Beijing - Beijing is eager to rewrite negative perceptions
of its growing ties with Africa at a summit this week, citing expanding private
investment and a push to shift low-end manufacturing to the continent long seen
as a commodities and energy cache for China.
Chinese state-owned firms in Africa face criticism for using
imported labour to build government-financed projects like roads and hospitals,
while pumping out resources and leaving little for local economies, an image
Beijing wants to change at the Forum on China-Africa Cooperation beginning on
“As China's economy transitions, shifting labour intensive
industry to regions outside of China offers production opportunities,” Zhong

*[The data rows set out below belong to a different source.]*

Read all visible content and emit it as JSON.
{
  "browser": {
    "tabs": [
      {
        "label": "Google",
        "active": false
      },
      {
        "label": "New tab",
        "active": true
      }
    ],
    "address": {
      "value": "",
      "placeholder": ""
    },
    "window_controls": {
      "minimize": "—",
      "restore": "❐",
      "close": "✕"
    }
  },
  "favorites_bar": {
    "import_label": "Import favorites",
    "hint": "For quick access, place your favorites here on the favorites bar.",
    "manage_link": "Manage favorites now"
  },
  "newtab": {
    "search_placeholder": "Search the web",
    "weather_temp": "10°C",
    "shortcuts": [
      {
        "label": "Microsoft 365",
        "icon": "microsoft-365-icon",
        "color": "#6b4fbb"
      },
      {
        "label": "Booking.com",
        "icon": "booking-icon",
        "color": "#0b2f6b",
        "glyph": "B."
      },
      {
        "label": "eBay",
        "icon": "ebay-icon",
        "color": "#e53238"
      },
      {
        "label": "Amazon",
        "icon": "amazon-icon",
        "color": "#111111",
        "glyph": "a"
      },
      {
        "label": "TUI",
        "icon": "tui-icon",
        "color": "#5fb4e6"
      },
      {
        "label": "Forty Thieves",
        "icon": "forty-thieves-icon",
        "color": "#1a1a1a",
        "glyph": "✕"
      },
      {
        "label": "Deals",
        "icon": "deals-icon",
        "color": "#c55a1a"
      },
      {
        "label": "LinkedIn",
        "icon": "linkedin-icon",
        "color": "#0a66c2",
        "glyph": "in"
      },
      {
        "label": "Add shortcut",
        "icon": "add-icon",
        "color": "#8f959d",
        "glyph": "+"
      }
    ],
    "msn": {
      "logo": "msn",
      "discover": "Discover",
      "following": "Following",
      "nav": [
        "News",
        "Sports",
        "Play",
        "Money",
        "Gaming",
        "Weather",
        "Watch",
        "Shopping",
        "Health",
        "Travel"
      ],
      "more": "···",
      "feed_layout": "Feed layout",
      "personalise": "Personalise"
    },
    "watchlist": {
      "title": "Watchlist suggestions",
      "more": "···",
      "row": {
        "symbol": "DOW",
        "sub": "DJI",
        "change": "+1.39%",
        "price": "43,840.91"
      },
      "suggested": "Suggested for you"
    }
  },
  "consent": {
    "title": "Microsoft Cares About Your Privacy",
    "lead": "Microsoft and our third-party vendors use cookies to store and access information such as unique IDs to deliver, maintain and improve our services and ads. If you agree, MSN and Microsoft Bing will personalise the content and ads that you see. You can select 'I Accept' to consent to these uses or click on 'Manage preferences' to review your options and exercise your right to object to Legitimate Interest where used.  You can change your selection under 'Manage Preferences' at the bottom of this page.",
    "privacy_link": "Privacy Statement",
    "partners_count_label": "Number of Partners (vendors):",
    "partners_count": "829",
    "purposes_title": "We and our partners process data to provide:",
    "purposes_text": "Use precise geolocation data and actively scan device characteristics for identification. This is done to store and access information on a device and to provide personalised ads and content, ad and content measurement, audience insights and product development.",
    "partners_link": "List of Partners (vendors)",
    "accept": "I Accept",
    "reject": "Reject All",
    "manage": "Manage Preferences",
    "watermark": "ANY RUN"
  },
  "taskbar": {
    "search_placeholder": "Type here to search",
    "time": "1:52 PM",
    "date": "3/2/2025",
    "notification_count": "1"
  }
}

Jianhua, China’s special envoy to Africa, told Reuters this week.
“African countries should seize this opportunity,” he added.
“They can step into a track that China has taken in the past to develop their
Chinese President Hu Jintao will speak at the summit’s opening
day and is expected to announce a new set of loans for the continent. At the
last meeting held three years ago, China pledged $10bn.
China's economic trade with Africa reached $166.3bn in 2011,
according to Chinese statistics. In the past decade, African exports to China
rose to $93.2bn from $5.6bn.
Industrial and Commercial Bank of China, for example, the
world's most valuable lender, has invested more than $7bn in various projects
across the continent.
The China Non-Ferrous Metals Mining Corporation however became the maligned face of Chinese
investment during a bitter election campaign last year in Zambia, where it owns
several lucrative copper deposits.
Along with the state-run firms, a growing number of smaller
private Chinese businesses are looking to frontier markets like Africa to sell
consumer goods and join in on promising growth prospects.
"A lot of African growth is no longer just commodity growth.
It is growth in telecoms, services, and consumer products,” said Diana
Layfield, Standard Chartered Bank’s CEO for Africa.
An official with Africa’s multilateral lender however said
concern remains that countries will just shovel resources out and not look to
“They (African nations) are thinking about the immediate
resources that could get them billions” of dollars, said Anthony Nyong, manager
of the compliance and safeguard division at the African Development Bank. “We
need to gradually work at building the capacities of African countries to see
how they can negotiate good deals and know what is important for them.”
China has also found it difficult to navigate tricky
political and conflict problems in Africa, particularly as the main oil
investor in both Sudan and South Sudan.
China still faces a struggle to encourage companies to
invest and shift production to Africa even if labour costs are lower. Smaller
firms in particular are overwhelmed by the world’s second largest continent
with more than 50 UN member states that have diverse languages, cultures and
“The idea that it will happen quickly, except in selected
circumstances, is probably far-fetched,” said Layfield, with Standard
Chartered, adding that one factor accelerating some trade now is a sharp drop
in container transport costs following the 2008 financial crisis.
Jeremy Stevens, a Beijing-based China economist at Standard
Bank, said even if Chinese firms move to Africa they face competition from
other low-cost producers such as India, Bangladesh, Vietnam, Mexico and Turkey
- and inland China.
“It is more costly to make something in Africa because of
bottlenecks in infrastructure, human capital and access to finance, which have
been exacerbated by poor governance and mismanagement,” he said.